Exact copies of all the lines below are required, with the pictures omitted.

### RECORD SET
────────────────────

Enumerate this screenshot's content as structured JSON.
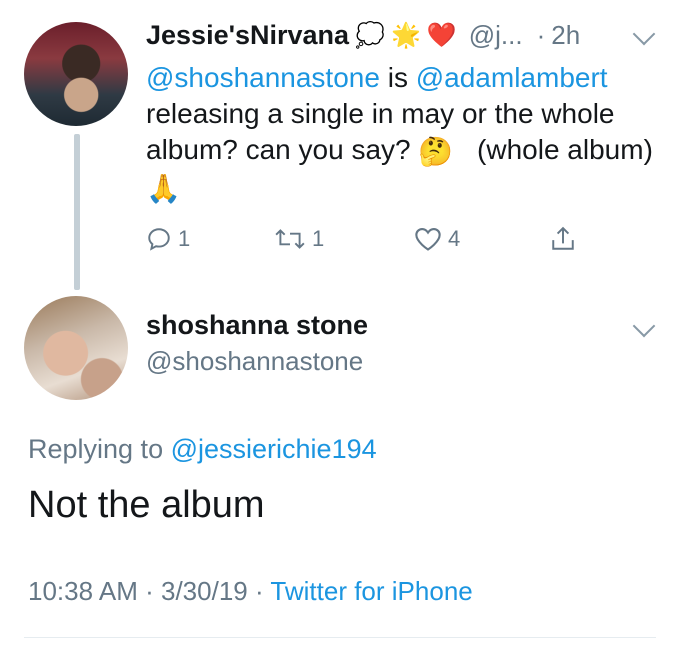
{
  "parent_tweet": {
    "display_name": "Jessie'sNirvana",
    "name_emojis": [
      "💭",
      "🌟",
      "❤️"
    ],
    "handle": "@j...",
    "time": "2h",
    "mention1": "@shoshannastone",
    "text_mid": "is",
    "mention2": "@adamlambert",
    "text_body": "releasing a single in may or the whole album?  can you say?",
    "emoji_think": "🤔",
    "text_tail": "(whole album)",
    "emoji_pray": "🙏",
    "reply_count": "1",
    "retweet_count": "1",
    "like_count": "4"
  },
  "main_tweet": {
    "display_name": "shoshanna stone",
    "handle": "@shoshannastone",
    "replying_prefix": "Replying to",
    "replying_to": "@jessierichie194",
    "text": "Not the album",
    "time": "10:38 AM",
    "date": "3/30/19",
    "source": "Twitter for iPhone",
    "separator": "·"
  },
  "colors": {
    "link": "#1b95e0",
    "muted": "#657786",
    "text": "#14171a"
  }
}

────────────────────

### ANSWER AREA
Enumerate this screenshot's content as structured JSON.
{
  "parent_tweet": {
    "display_name": "Jessie'sNirvana",
    "name_emojis": [
      "💭",
      "🌟",
      "❤️"
    ],
    "handle": "@j...",
    "time": "2h",
    "mention1": "@shoshannastone",
    "text_mid": "is",
    "mention2": "@adamlambert",
    "text_body": "releasing a single in may or the whole album?  can you say?",
    "emoji_think": "🤔",
    "text_tail": "(whole album)",
    "emoji_pray": "🙏",
    "reply_count": "1",
    "retweet_count": "1",
    "like_count": "4"
  },
  "main_tweet": {
    "display_name": "shoshanna stone",
    "handle": "@shoshannastone",
    "replying_prefix": "Replying to",
    "replying_to": "@jessierichie194",
    "text": "Not the album",
    "time": "10:38 AM",
    "date": "3/30/19",
    "source": "Twitter for iPhone",
    "separator": "·"
  },
  "colors": {
    "link": "#1b95e0",
    "muted": "#657786",
    "text": "#14171a"
  }
}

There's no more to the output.